(Items from an interface collection)
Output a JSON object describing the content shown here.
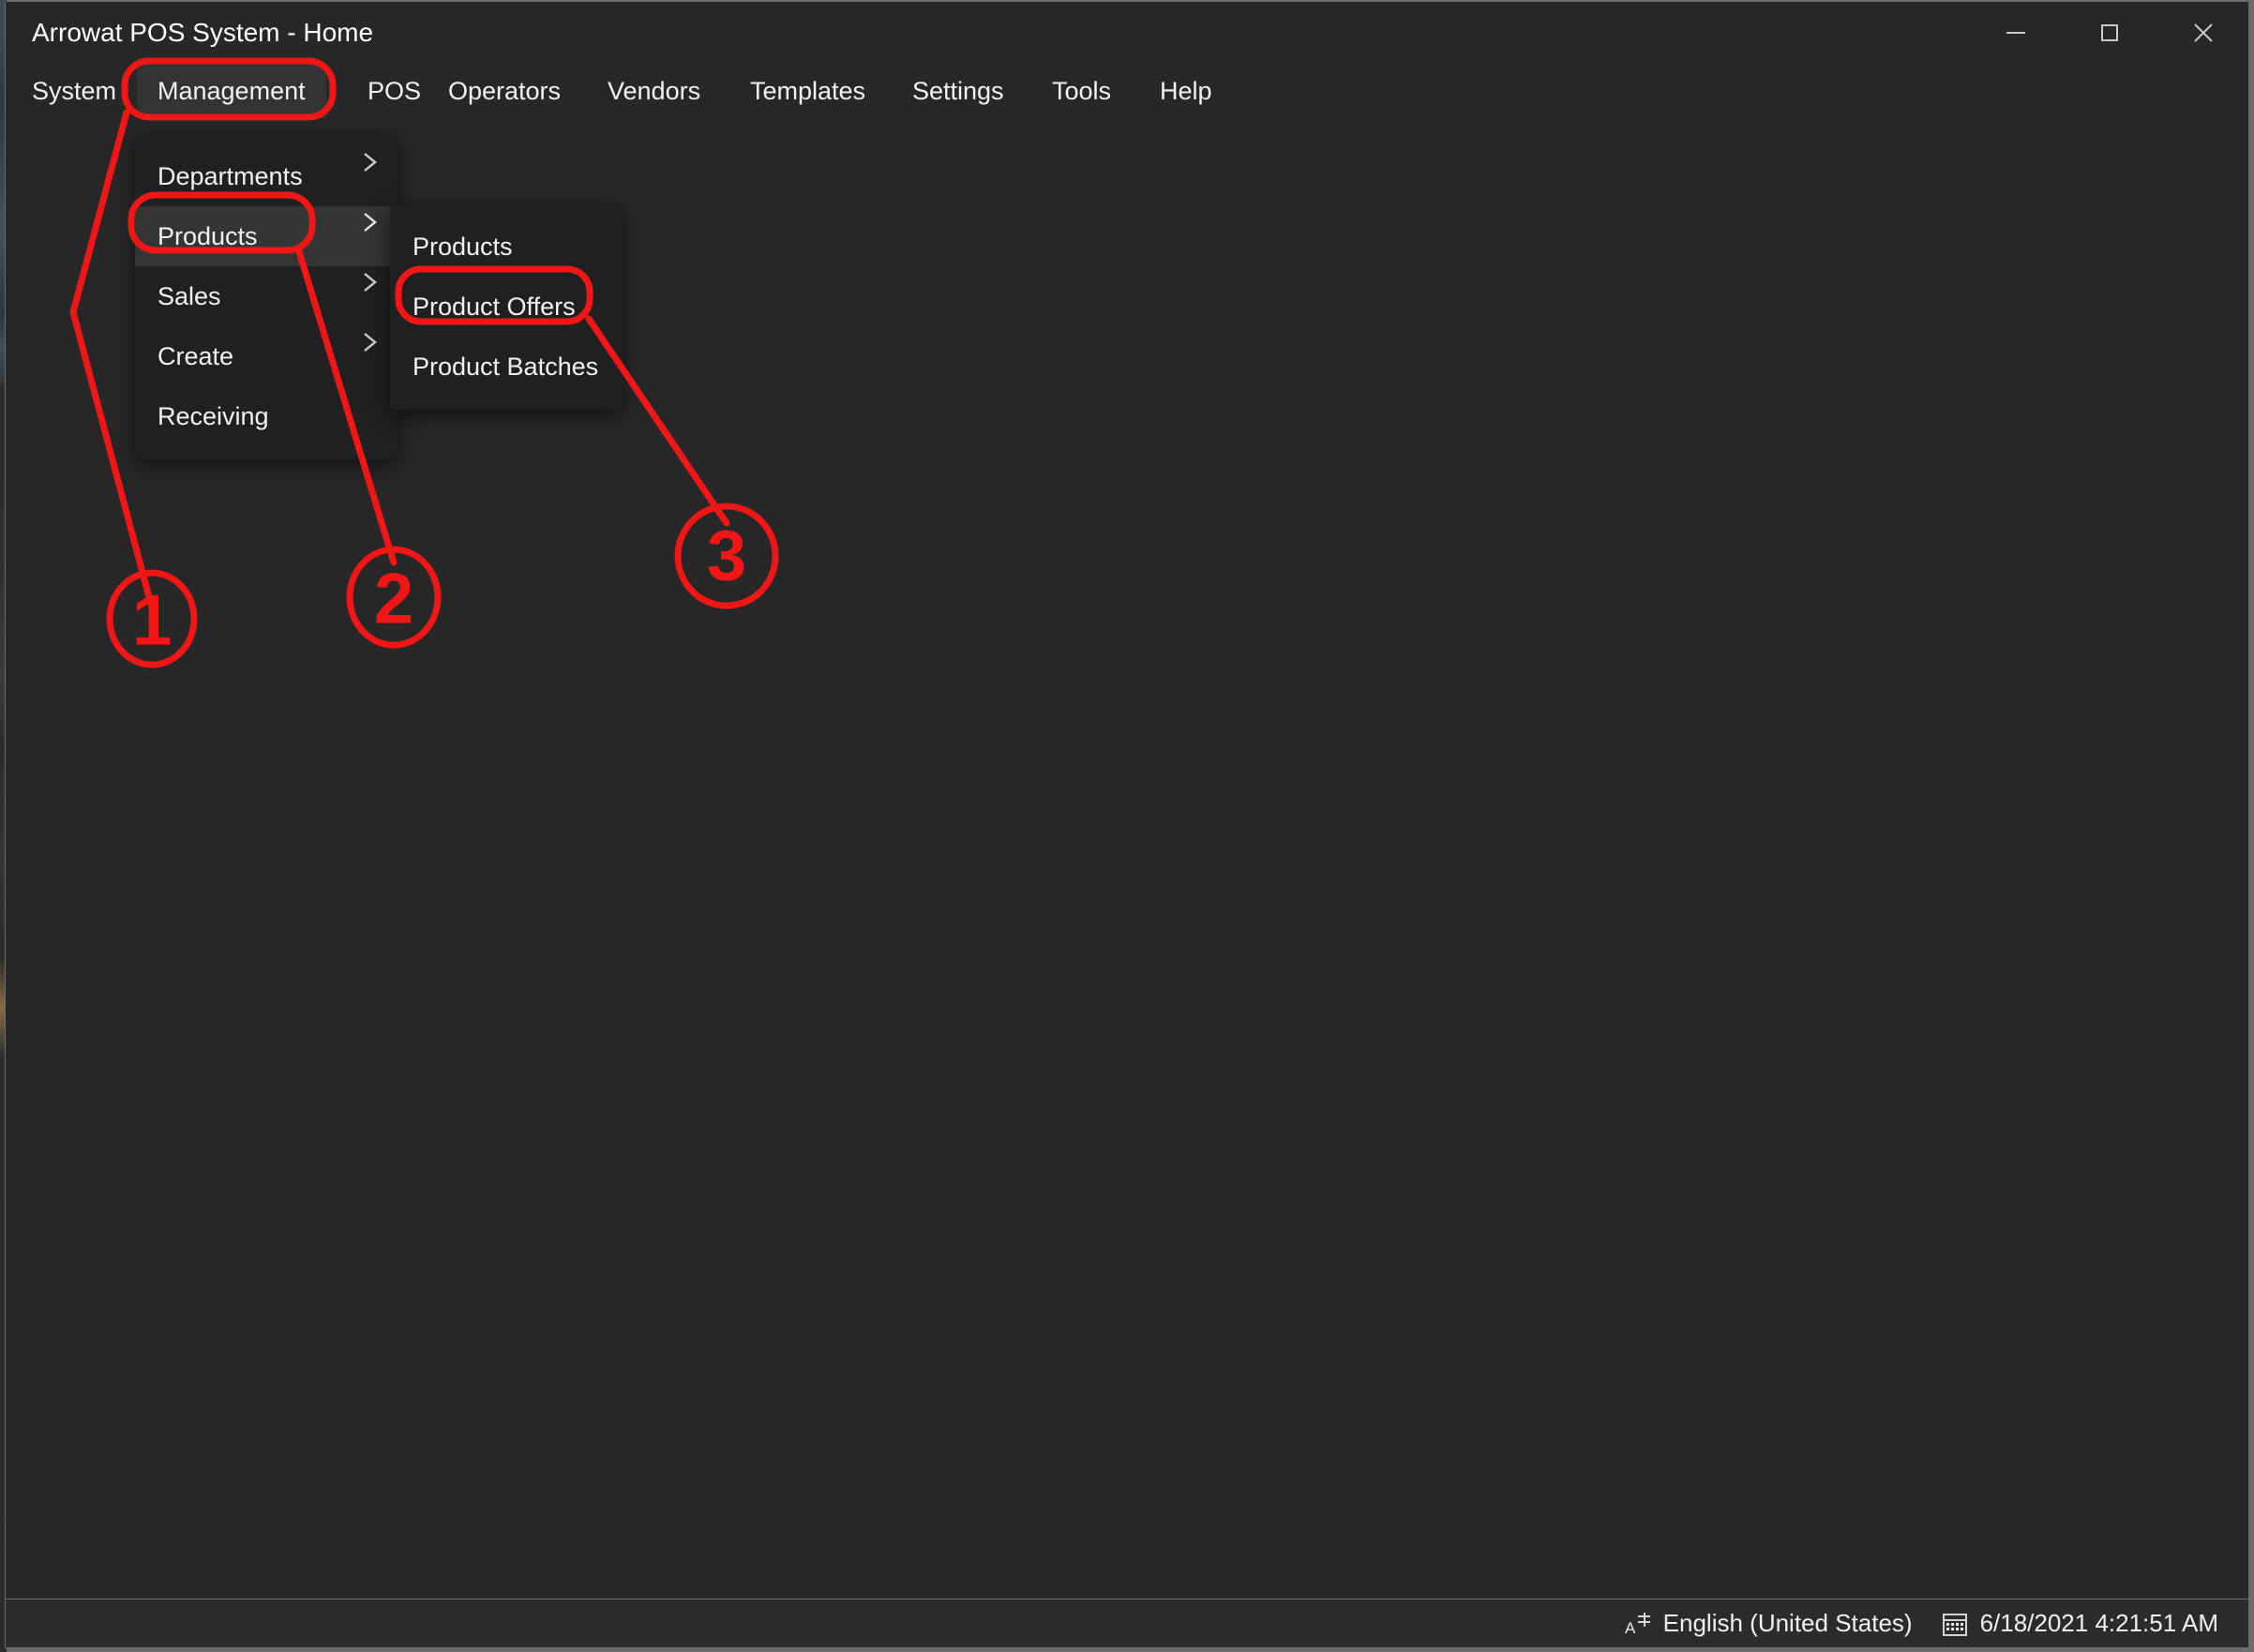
{
  "window": {
    "title": "Arrowat POS System - Home",
    "background_color": "#272727",
    "controls": [
      {
        "name": "minimize",
        "glyph": "minimize-icon"
      },
      {
        "name": "maximize",
        "glyph": "maximize-icon"
      },
      {
        "name": "close",
        "glyph": "close-icon"
      }
    ]
  },
  "menubar": {
    "items": [
      {
        "label": "System",
        "open": false
      },
      {
        "label": "Management",
        "open": true
      },
      {
        "label": "POS",
        "open": false
      },
      {
        "label": "Operators",
        "open": false
      },
      {
        "label": "Vendors",
        "open": false
      },
      {
        "label": "Templates",
        "open": false
      },
      {
        "label": "Settings",
        "open": false
      },
      {
        "label": "Tools",
        "open": false
      },
      {
        "label": "Help",
        "open": false
      }
    ]
  },
  "management_menu": {
    "items": [
      {
        "label": "Departments",
        "has_submenu": true,
        "selected": false
      },
      {
        "label": "Products",
        "has_submenu": true,
        "selected": true
      },
      {
        "label": "Sales",
        "has_submenu": true,
        "selected": false
      },
      {
        "label": "Create",
        "has_submenu": true,
        "selected": false
      },
      {
        "label": "Receiving",
        "has_submenu": false,
        "selected": false
      }
    ]
  },
  "products_submenu": {
    "items": [
      {
        "label": "Products",
        "selected": false
      },
      {
        "label": "Product Offers",
        "selected": false
      },
      {
        "label": "Product Batches",
        "selected": false
      }
    ]
  },
  "statusbar": {
    "language": "English (United States)",
    "language_icon": "input-language-icon",
    "datetime": "6/18/2021 4:21:51 AM",
    "datetime_icon": "calendar-icon"
  },
  "annotations": {
    "accent_color": "#f01616",
    "steps": [
      {
        "number": "1",
        "target": "Management menu"
      },
      {
        "number": "2",
        "target": "Products submenu item"
      },
      {
        "number": "3",
        "target": "Product Offers menu item"
      }
    ]
  }
}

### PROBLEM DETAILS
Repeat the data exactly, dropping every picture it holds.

### RESPONSE TO THE EXERCISE
Output a JSON object describing the content shown here.
{
  "window": {
    "title": "Arrowat POS System - Home",
    "background_color": "#272727",
    "controls": [
      {
        "name": "minimize",
        "glyph": "minimize-icon"
      },
      {
        "name": "maximize",
        "glyph": "maximize-icon"
      },
      {
        "name": "close",
        "glyph": "close-icon"
      }
    ]
  },
  "menubar": {
    "items": [
      {
        "label": "System",
        "open": false
      },
      {
        "label": "Management",
        "open": true
      },
      {
        "label": "POS",
        "open": false
      },
      {
        "label": "Operators",
        "open": false
      },
      {
        "label": "Vendors",
        "open": false
      },
      {
        "label": "Templates",
        "open": false
      },
      {
        "label": "Settings",
        "open": false
      },
      {
        "label": "Tools",
        "open": false
      },
      {
        "label": "Help",
        "open": false
      }
    ]
  },
  "management_menu": {
    "items": [
      {
        "label": "Departments",
        "has_submenu": true,
        "selected": false
      },
      {
        "label": "Products",
        "has_submenu": true,
        "selected": true
      },
      {
        "label": "Sales",
        "has_submenu": true,
        "selected": false
      },
      {
        "label": "Create",
        "has_submenu": true,
        "selected": false
      },
      {
        "label": "Receiving",
        "has_submenu": false,
        "selected": false
      }
    ]
  },
  "products_submenu": {
    "items": [
      {
        "label": "Products",
        "selected": false
      },
      {
        "label": "Product Offers",
        "selected": false
      },
      {
        "label": "Product Batches",
        "selected": false
      }
    ]
  },
  "statusbar": {
    "language": "English (United States)",
    "language_icon": "input-language-icon",
    "datetime": "6/18/2021 4:21:51 AM",
    "datetime_icon": "calendar-icon"
  },
  "annotations": {
    "accent_color": "#f01616",
    "steps": [
      {
        "number": "1",
        "target": "Management menu"
      },
      {
        "number": "2",
        "target": "Products submenu item"
      },
      {
        "number": "3",
        "target": "Product Offers menu item"
      }
    ]
  }
}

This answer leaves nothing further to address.